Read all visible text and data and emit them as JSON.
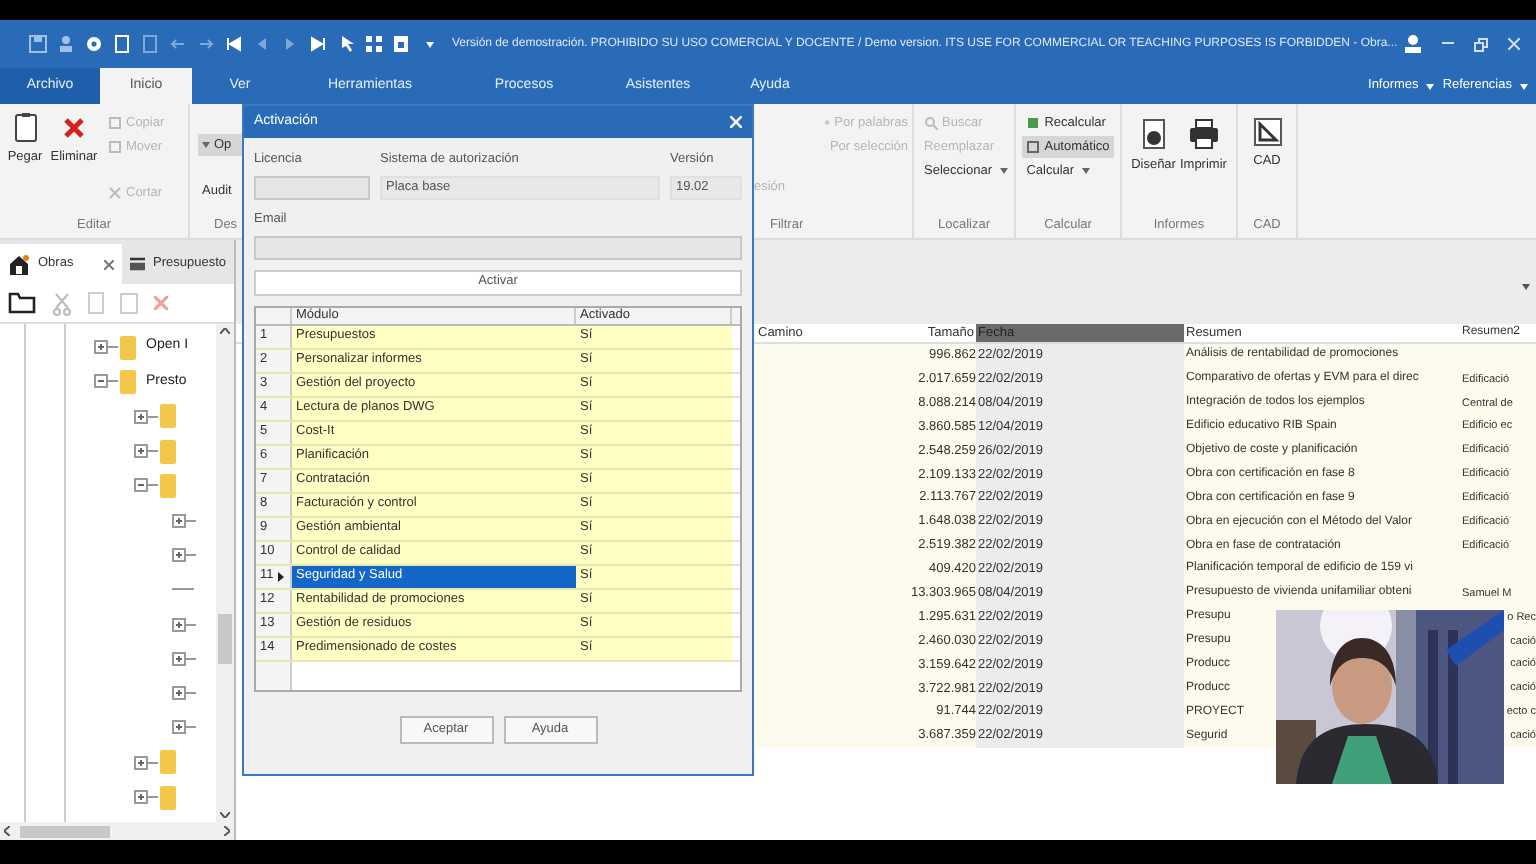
{
  "window": {
    "title": "Versión de demostración. PROHIBIDO SU USO COMERCIAL Y DOCENTE / Demo version. ITS USE FOR COMMERCIAL OR TEACHING PURPOSES IS FORBIDDEN - Obra..."
  },
  "ribbon_tabs": [
    {
      "label": "Archivo",
      "selected": false,
      "kind": "file"
    },
    {
      "label": "Inicio",
      "selected": true
    },
    {
      "label": "Ver",
      "selected": false
    },
    {
      "label": "Herramientas",
      "selected": false
    },
    {
      "label": "Procesos",
      "selected": false
    },
    {
      "label": "Asistentes",
      "selected": false
    },
    {
      "label": "Ayuda",
      "selected": false
    }
  ],
  "ribbon_links": [
    "Informes",
    "Referencias"
  ],
  "ribbon_groups": [
    {
      "label": "Editar",
      "buttons": [
        {
          "label": "Pegar",
          "disabled": false
        },
        {
          "label": "Eliminar",
          "disabled": false
        },
        {
          "label": "Copiar",
          "disabled": true
        },
        {
          "label": "Mover",
          "disabled": true
        },
        {
          "label": "Cortar",
          "disabled": true
        }
      ]
    },
    {
      "label": "Des",
      "buttons": [
        {
          "label": "Op",
          "selected": true
        },
        {
          "label": "Audit",
          "selected": false
        }
      ]
    },
    {
      "label": "Filtrar",
      "buttons": [
        {
          "label": "Por palabras",
          "disabled": true
        },
        {
          "label": "Por selección",
          "disabled": true
        },
        {
          "label": "esión",
          "disabled": true
        }
      ]
    },
    {
      "label": "Localizar",
      "buttons": [
        {
          "label": "Buscar",
          "disabled": true
        },
        {
          "label": "Reemplazar",
          "disabled": true
        },
        {
          "label": "Seleccionar",
          "disabled": false
        }
      ]
    },
    {
      "label": "Calcular",
      "buttons": [
        {
          "label": "Recalcular",
          "selected": false
        },
        {
          "label": "Automático",
          "selected": true
        },
        {
          "label": "Calcular",
          "selected": false
        }
      ]
    },
    {
      "label": "Informes",
      "buttons": [
        {
          "label": "Diseñar"
        },
        {
          "label": "Imprimir"
        }
      ]
    },
    {
      "label": "CAD",
      "buttons": [
        {
          "label": "CAD"
        }
      ]
    }
  ],
  "doc_tabs": [
    {
      "label": "Obras",
      "selected": true
    },
    {
      "label": "Presupuesto",
      "selected": false
    }
  ],
  "tree": [
    {
      "label": "Open I",
      "expanded": false
    },
    {
      "label": "Presto",
      "expanded": true,
      "children": [
        {
          "expanded": false
        },
        {
          "expanded": false
        },
        {
          "expanded": true,
          "children": [
            {
              "expanded": false
            },
            {
              "expanded": false
            },
            {
              "kind": "leaf"
            },
            {
              "expanded": false
            },
            {
              "expanded": false
            },
            {
              "expanded": false
            },
            {
              "expanded": false
            }
          ]
        },
        {
          "expanded": false
        },
        {
          "expanded": false
        }
      ]
    }
  ],
  "table": {
    "columns": [
      {
        "label": "Camino",
        "selected": false
      },
      {
        "label": "Tamaño",
        "selected": false
      },
      {
        "label": "Fecha",
        "selected": true
      },
      {
        "label": "Resumen",
        "selected": false
      },
      {
        "label": "Resumen2",
        "selected": false
      }
    ],
    "rows": [
      {
        "size": "996.862",
        "date": "22/02/2019",
        "summary": "Análisis de rentabilidad de promociones"
      },
      {
        "size": "2.017.659",
        "date": "22/02/2019",
        "summary": "Comparativo de ofertas y EVM para el direc",
        "summary2": "Edificació"
      },
      {
        "size": "8.088.214",
        "date": "08/04/2019",
        "summary": "Integración de todos los ejemplos",
        "summary2": "Central de"
      },
      {
        "size": "3.860.585",
        "date": "12/04/2019",
        "summary": "Edificio educativo RIB Spain",
        "summary2": "Edificio ec"
      },
      {
        "size": "2.548.259",
        "date": "26/02/2019",
        "summary": "Objetivo de coste y planificación",
        "summary2": "Edificació"
      },
      {
        "size": "2.109.133",
        "date": "22/02/2019",
        "summary": "Obra con certificación en fase 8",
        "summary2": "Edificació"
      },
      {
        "size": "2.113.767",
        "date": "22/02/2019",
        "summary": "Obra con certificación en fase 9",
        "summary2": "Edificació"
      },
      {
        "size": "1.648.038",
        "date": "22/02/2019",
        "summary": "Obra en ejecución con el Método del Valor",
        "summary2": "Edificació"
      },
      {
        "size": "2.519.382",
        "date": "22/02/2019",
        "summary": "Obra en fase de contratación",
        "summary2": "Edificació"
      },
      {
        "size": "409.420",
        "date": "22/02/2019",
        "summary": "Planificación temporal de edificio de 159 vi"
      },
      {
        "size": "13.303.965",
        "date": "08/04/2019",
        "summary": "Presupuesto de vivienda unifamiliar obteni",
        "summary2": "Samuel M"
      },
      {
        "size": "1.295.631",
        "date": "22/02/2019",
        "summary": "Presupu",
        "summary2": "o Rec",
        "summary2_cut": true
      },
      {
        "size": "2.460.030",
        "date": "22/02/2019",
        "summary": "Presupu",
        "summary2": "cació",
        "summary2_cut": true
      },
      {
        "size": "3.159.642",
        "date": "22/02/2019",
        "summary": "Producc",
        "summary2": "cació",
        "summary2_cut": true
      },
      {
        "size": "3.722.981",
        "date": "22/02/2019",
        "summary": "Producc",
        "summary2": "cació",
        "summary2_cut": true
      },
      {
        "size": "91.744",
        "date": "22/02/2019",
        "summary": "PROYECT",
        "summary2": "ecto c",
        "summary2_cut": true
      },
      {
        "size": "3.687.359",
        "date": "22/02/2019",
        "summary": "Segurid",
        "summary2": "cació",
        "summary2_cut": true
      }
    ]
  },
  "dialog": {
    "title": "Activación",
    "license_label": "Licencia",
    "system_label": "Sistema de autorización",
    "system": "Placa base",
    "version_label": "Versión",
    "version": "19.02",
    "email_label": "Email",
    "activate": "Activar",
    "columns": [
      "Módulo",
      "Activado"
    ],
    "modules": [
      {
        "number": "1",
        "name": "Presupuestos",
        "active": "Sí",
        "selected": false
      },
      {
        "number": "2",
        "name": "Personalizar informes",
        "active": "Sí",
        "selected": false
      },
      {
        "number": "3",
        "name": "Gestión del proyecto",
        "active": "Sí",
        "selected": false
      },
      {
        "number": "4",
        "name": "Lectura de planos DWG",
        "active": "Sí",
        "selected": false
      },
      {
        "number": "5",
        "name": "Cost-It",
        "active": "Sí",
        "selected": false
      },
      {
        "number": "6",
        "name": "Planificación",
        "active": "Sí",
        "selected": false
      },
      {
        "number": "7",
        "name": "Contratación",
        "active": "Sí",
        "selected": false
      },
      {
        "number": "8",
        "name": "Facturación y control",
        "active": "Sí",
        "selected": false
      },
      {
        "number": "9",
        "name": "Gestión ambiental",
        "active": "Sí",
        "selected": false
      },
      {
        "number": "10",
        "name": "Control de calidad",
        "active": "Sí",
        "selected": false
      },
      {
        "number": "11",
        "name": "Seguridad y Salud",
        "active": "Sí",
        "selected": true
      },
      {
        "number": "12",
        "name": "Rentabilidad de promociones",
        "active": "Sí",
        "selected": false
      },
      {
        "number": "13",
        "name": "Gestión de residuos",
        "active": "Sí",
        "selected": false
      },
      {
        "number": "14",
        "name": "Predimensionado de costes",
        "active": "Sí",
        "selected": false
      }
    ],
    "buttons": [
      "Aceptar",
      "Ayuda"
    ]
  },
  "webcam": {
    "kind": "picture"
  }
}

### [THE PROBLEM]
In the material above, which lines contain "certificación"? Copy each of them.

### [RESULT]
        "summary": "Obra con certificación en fase 8",
        "summary": "Obra con certificación en fase 9",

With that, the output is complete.